Postal address: Division for Electricity and Lightning Research, Box 534, SE-751 21 Uppsala, Sweden
Visiting address: Avdelningen för elektricitetslära, the Ångström Laboratory, Lägerhyddsvägen 1 (Polacksbacken, about 2 km south downtown Uppsala)
Fax: +46 (0)18 471 58 10
Web page: http://www.el.angstrom.uu.se/
Contact person: Professor Vernon Cooray, phone: +46 (0)18 471 58 09
Research connected to South Asia
Prof. Cooray is working on research connected to atmospheric discharges and lightning. His research group at Uppsala University has initiated a collaboration with scientists from three South Asian educational institutes, namely, the University of Colombo (UC), and the University of Peradeniya (UP), both in Sri Lanka, and the prestigeous Indian Institute of Science (IISc) in Bangalore, India. The research will be specialized on lightning and electrical transients in tropical environments, in order to facilitate postgraduate education and strengthen the research activities related to the lightning and its effects, with power and telecommunication systems as the target. Both India and Sri Lanka are countries located in the tropical regions with high thunderstorm activity and this gives an excellent opportunity to carry out all the required field measurements with real lightning strikes. Also both UU and IISc have excellent high voltage laboratory facilities for testing of equipments and protection devices using lightning voltage and current sources representative of real lightning.
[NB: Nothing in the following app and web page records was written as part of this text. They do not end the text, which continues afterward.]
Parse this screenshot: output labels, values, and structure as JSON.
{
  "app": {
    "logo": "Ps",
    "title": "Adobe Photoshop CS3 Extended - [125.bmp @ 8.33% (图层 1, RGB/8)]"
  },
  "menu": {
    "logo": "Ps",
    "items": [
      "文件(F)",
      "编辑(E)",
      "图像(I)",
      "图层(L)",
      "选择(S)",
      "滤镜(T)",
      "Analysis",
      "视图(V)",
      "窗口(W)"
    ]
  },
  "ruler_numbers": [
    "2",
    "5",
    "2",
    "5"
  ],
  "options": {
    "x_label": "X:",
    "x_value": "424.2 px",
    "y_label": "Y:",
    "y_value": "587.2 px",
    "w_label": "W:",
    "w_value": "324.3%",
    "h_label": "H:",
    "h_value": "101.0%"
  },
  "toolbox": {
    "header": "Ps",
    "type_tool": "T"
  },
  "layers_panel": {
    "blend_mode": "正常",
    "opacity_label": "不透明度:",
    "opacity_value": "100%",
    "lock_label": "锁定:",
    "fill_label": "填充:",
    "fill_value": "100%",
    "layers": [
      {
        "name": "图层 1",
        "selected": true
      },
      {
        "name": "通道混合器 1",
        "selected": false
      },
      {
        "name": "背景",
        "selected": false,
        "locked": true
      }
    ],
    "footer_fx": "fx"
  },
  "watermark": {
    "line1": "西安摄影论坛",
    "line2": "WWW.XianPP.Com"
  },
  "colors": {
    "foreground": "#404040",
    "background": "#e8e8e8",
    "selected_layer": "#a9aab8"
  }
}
In October 2007, Prof. Cooray received SEK 450 000 as a three-years grant (2008-10) from the Swedish Research Links programme (funded by Sida and the Swedish Research Council) for this South Asia related project titled ”A collaborative research and education program between Sweden, India and Sri Lanka on the effects of tropical lightning flashes on power and telecommunication systems”. More information on the Swedish Research Links grants 2007.
Project abstract: An industrial country such as Germany spends several million Euros each year on damages caused by lightning flashes. This information when combined with the fact that most of the global lightning activity takes place in the tropics provides insights as to the extent of lightning related problems that a developing nation located in the tropics has to experience. In the tropics lightning is the main source of disturbances in power, telecommunication and computer networks. This pollution of power and telecommunication systems by lightning is a major hindrance to the establishment of advanced industrial processes in developing countries located in the tropical belt. This is the case since power quality goes hand in hand with the quality of industrial products and the cost of production. There is a strong need today to study the influence of tropical lightning environment on the power and telecommunication systems and come up with procedures to mitigate these effects. During lightning strikes, depending upon the intensity or energy associated with the strokes, those equipments responsible for the normal operations suffer damage. The damage could be either critical (wherein the equipment is destroyed and needs replacement) or temporary (wherein the equipment owing to its robustness retains strength again for normal operation). However, the result is loss of equipment, interruption time delays and associated costs.
To overcome the above problem, an appropriate lightning protection for the power and telecommunication equipments have to be envisaged. For this, first a better understanding of the lightning source (physics of lightning and its occurrences) and lightning electromagnetic environment (evaluation and characterisation of lightning currents, electric and magnetic fields due to lightning strikes) are to be known. By knowing the source systematic and realistic theoretical modelling and testing can be carried out with equipments of power and telecommunication systems. By doing so, the failure modes, of those equipments will be well understood and at the same time gives us the key to effective lightning protection. Typical lightning protection design involves the use of lightning interception systems, ground systems, insulators, surge protective devices, etc., and the effectiveness of these devices should be complimented by experiments and theoretical modelling. These devices primarily has two important tasks, first to stop the lightning transients (currents or voltages) entering the equipments and secondly to divert those transients safely to the ground where it is dissipated. The study therefore involves investigations and understanding on two main subjects’ namely lightning physics and effects and also on lightning protection.